Raye’s office provided the Bangor Daily News with the results of the informal poll of Republican Senate members. All but four GOP senators said they did not want to reconvene this week.
Nutting’s office said late Wednesday that it is still considering a request by the BDN to obtain the House Republican poll results.
The supplemental budget passed unanimously through the Appropriations Committee and then was approved last Friday by a vote of 105-30 in the Maine House and 35-0 in the Maine Senate.
“This is a breach of trust and an insult to the bipartisan work of the Appropriations Committee,” said Rep. Peggy Rotundo, D-Lewiston, the lead House Democrat on the committee. “What incentive do we have to work together when the majority has shown it will simply renege on its agreements? This is an end-run around the process.”
If the line-item vetoes are upheld and 10 days pass from when the Legislature passed the budget, it becomes law with or without the governor’s signature. LePage has said that if his line-item vetoes were overturned, he would veto the entire budget.
As lawmakers jockeyed for political positions on the line-item vetoes, others were focused on the impact. The governor’s action leaves a big unknown in the general assistance program which municipalities will need to consider as they begin crafting their budgets.
“The Legislature’s failure to uphold the state’s commitment to general assistance will leave thousands of Maine families to struggle in a tough economy without our most basic safety net, which has helped to keep people in their homes and food on the table,” said Sara Gagne-Holmes, executive director of Maine Equal Justice Partners and a member of Maine Can Do Better. “If not corrected, the governor’s actions will have a devastating effect on Maine communities and people.
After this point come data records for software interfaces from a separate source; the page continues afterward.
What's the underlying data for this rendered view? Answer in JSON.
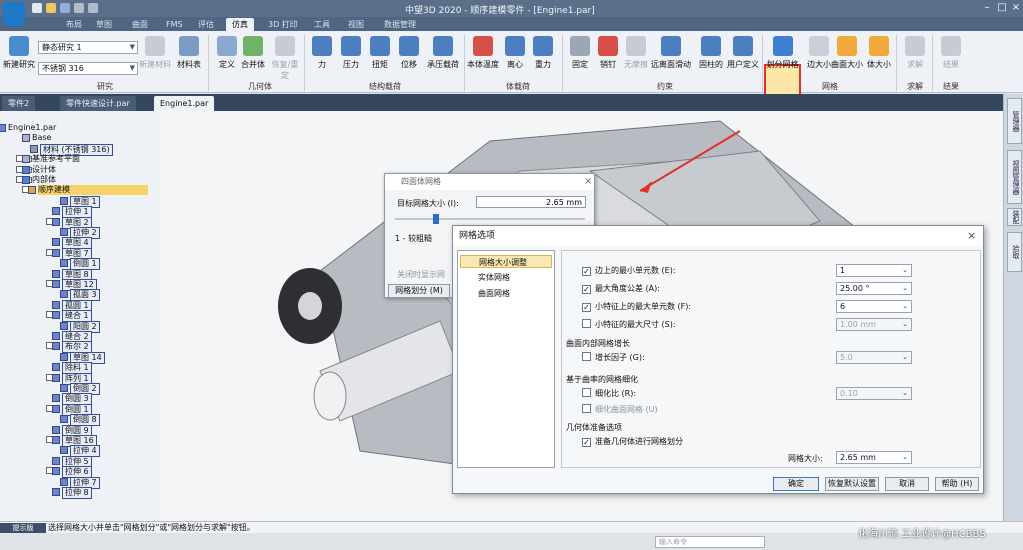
{
  "titlebar": {
    "title": "中望3D 2020 - 顺序建模零件 - [Engine1.par]"
  },
  "menu": {
    "tabs": [
      "布局",
      "草图",
      "曲面",
      "FMS",
      "评估",
      "仿真",
      "3D 打印",
      "工具",
      "视图",
      "数据管理"
    ],
    "active": "仿真"
  },
  "ribbon": {
    "study": {
      "name": "静态研究 1",
      "material": "不锈钢 316",
      "new_study": "新建研究",
      "new_mat": "新建材料",
      "mat_table": "材料表",
      "group": "研究"
    },
    "geometry": {
      "items": [
        "定义",
        "合并体",
        "恢复/重定"
      ],
      "group": "几何体"
    },
    "structural": {
      "items": [
        "力",
        "压力",
        "扭矩",
        "位移",
        "承压载荷"
      ],
      "group": "结构载荷"
    },
    "body_load": {
      "items": [
        "本体温度",
        "离心",
        "重力"
      ],
      "group": "体载荷"
    },
    "constraints": {
      "items": [
        "固定",
        "销钉",
        "无摩擦",
        "远离面滑动",
        "固柱的",
        "用户定义"
      ],
      "group": "约束"
    },
    "mesh": {
      "items": [
        "划分网格",
        "边大小",
        "曲面大小",
        "体大小"
      ],
      "group": "网格"
    },
    "solve": {
      "items": [
        "求解"
      ],
      "group": "求解"
    },
    "result": {
      "items": [
        "结果"
      ],
      "group": "结果"
    }
  },
  "doctabs": [
    "零件2",
    "零件快速设计.par",
    "Engine1.par"
  ],
  "tree": [
    {
      "label": "Engine1.par"
    },
    {
      "label": "Base"
    },
    {
      "label": "材料 (不锈钢 316)"
    },
    {
      "label": "基准参考平面"
    },
    {
      "label": "设计体"
    },
    {
      "label": "内部体"
    },
    {
      "label": "顺序建模"
    },
    {
      "label": "草图 1"
    },
    {
      "label": "拉伸 1"
    },
    {
      "label": "草图 2"
    },
    {
      "label": "拉伸 2"
    },
    {
      "label": "草图 4"
    },
    {
      "label": "草图 7"
    },
    {
      "label": "倒圆 1"
    },
    {
      "label": "草图 8"
    },
    {
      "label": "草图 12"
    },
    {
      "label": "孤面 3"
    },
    {
      "label": "孤圆 1"
    },
    {
      "label": "缝合 1"
    },
    {
      "label": "阳圆 2"
    },
    {
      "label": "缝合 2"
    },
    {
      "label": "布尔 2"
    },
    {
      "label": "草图 14"
    },
    {
      "label": "除料 1"
    },
    {
      "label": "阵列 1"
    },
    {
      "label": "倒圆 2"
    },
    {
      "label": "倒圆 3"
    },
    {
      "label": "倒圆 1"
    },
    {
      "label": "倒圆 8"
    },
    {
      "label": "倒圆 9"
    },
    {
      "label": "草图 16"
    },
    {
      "label": "拉伸 4"
    },
    {
      "label": "拉伸 5"
    },
    {
      "label": "拉伸 6"
    },
    {
      "label": "拉伸 7"
    },
    {
      "label": "拉伸 8"
    }
  ],
  "dialog_tet": {
    "title": "四面体网格",
    "target_label": "目标网格大小 (I):",
    "target_value": "2.65 mm",
    "scale_label": "1 - 较粗糙",
    "close_show": "关闭时显示网",
    "mesh_btn": "网格划分 (M)"
  },
  "dialog_opts": {
    "title": "网格选项",
    "nav": [
      "网格大小调整",
      "实体网格",
      "曲面网格"
    ],
    "nav_selected": "网格大小调整",
    "rows": [
      {
        "label": "边上的最小单元数 (E):",
        "value": "1",
        "checked": true
      },
      {
        "label": "最大角度公差 (A):",
        "value": "25.00 °",
        "checked": true
      },
      {
        "label": "小特征上的最大单元数 (F):",
        "value": "6",
        "checked": true
      },
      {
        "label": "小特征的最大尺寸 (S):",
        "value": "1.00 mm",
        "checked": false
      }
    ],
    "sec_growth": "曲面内部网格增长",
    "growth": {
      "label": "增长因子 (G):",
      "value": "5.0"
    },
    "sec_curv": "基于曲率的网格细化",
    "curv_ratio": {
      "label": "细化比 (R):",
      "value": "0.10"
    },
    "curv_surface": "细化曲面网格 (U)",
    "sec_geom": "几何体准备选项",
    "prepare": "准备几何体进行网格划分",
    "mesh_size": {
      "label": "网格大小:",
      "value": "2.65 mm"
    },
    "buttons": [
      "确定",
      "恢复默认设置",
      "取消",
      "帮助 (H)"
    ]
  },
  "status": {
    "tag": "提示版",
    "hint": "选择网格大小并单击\"网格划分\"或\"网格划分与求解\"按钮。",
    "cmd": "输入命令",
    "watermark": "化海川流 工业设计@HCBBS"
  },
  "right_panel": [
    "管理器",
    "视图管理器",
    "装配",
    "拾取"
  ],
  "colors": {
    "accent": "#e0312a",
    "ribbon": "#eef1f5",
    "title": "#5b6f8a",
    "selected": "#f9e8b2"
  }
}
It will cause greater hunger and homelessness and shift new costs on to property taxpayers.”